Here’s the latest in our series of essays as part of our Inquiry into Voluntary Services. This comes from Simon Duffy of the Centre for Welfare Reform, and Campaign for a Fair Society, who argues that our defence of the Welfare State needs to be rooted in the idea of equal citizenship.
“The purpose of the welfare state is to ensure each individual within society can live as a citizen. On this analysis the welfare state’s services, benefits and taxes should be measured by their effectiveness at extending citizenship to all. If we are more divided, with some groups stigmatised or excluded, then the welfare state is failing. If we are more united, able to recognise the value that diverse people and groups bring to the whole of society, then the welfare state is succeeding.”
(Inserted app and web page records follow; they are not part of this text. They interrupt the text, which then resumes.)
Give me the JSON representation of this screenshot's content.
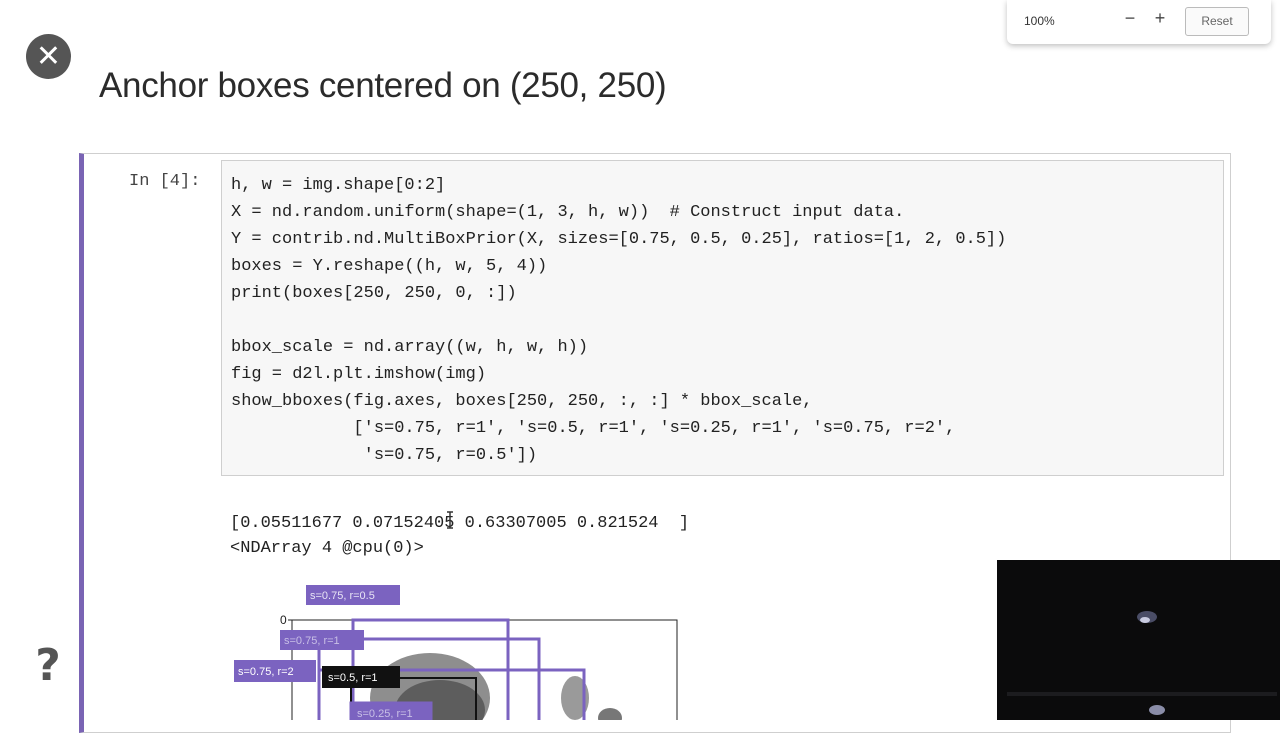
{
  "slide": {
    "title": "Anchor boxes centered on (250, 250)"
  },
  "zoom": {
    "level": "100%",
    "minus": "−",
    "plus": "+",
    "reset": "Reset"
  },
  "buttons": {
    "close_symbol": "✕",
    "help_symbol": "?"
  },
  "cell": {
    "prompt": "In [4]:",
    "code": [
      "h, w = img.shape[0:2]",
      "X = nd.random.uniform(shape=(1, 3, h, w))  # Construct input data.",
      "Y = contrib.nd.MultiBoxPrior(X, sizes=[0.75, 0.5, 0.25], ratios=[1, 2, 0.5])",
      "boxes = Y.reshape((h, w, 5, 4))",
      "print(boxes[250, 250, 0, :])",
      "",
      "bbox_scale = nd.array((w, h, w, h))",
      "fig = d2l.plt.imshow(img)",
      "show_bboxes(fig.axes, boxes[250, 250, :, :] * bbox_scale,",
      "            ['s=0.75, r=1', 's=0.5, r=1', 's=0.25, r=1', 's=0.75, r=2',",
      "             's=0.75, r=0.5'])"
    ],
    "output": [
      "[0.05511677 0.07152405 0.63307005 0.821524  ]",
      "<NDArray 4 @cpu(0)>"
    ]
  },
  "plot": {
    "ytick": "0",
    "box_labels": [
      "s=0.75, r=0.5",
      "s=0.75, r=1",
      "s=0.75, r=2",
      "s=0.5, r=1",
      "s=0.25, r=1"
    ],
    "colors": {
      "purple": "#7b63c0",
      "black": "#111111"
    }
  }
}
Reaching into the traditions of conservatism, liberalism and socialism, Simon draws out common threads of support for such a definition and argues that “we can make that definition plausible and attractive to a diverse range of people who may disagree about many other things, but who may still agree to the central purpose of the welfare state.” Herein may lie a key to mounting an effective defence of the Welfare State – new forms of alliance across the political spectrum “founded on real human experiences and aspirations, nor empty rhetoric”.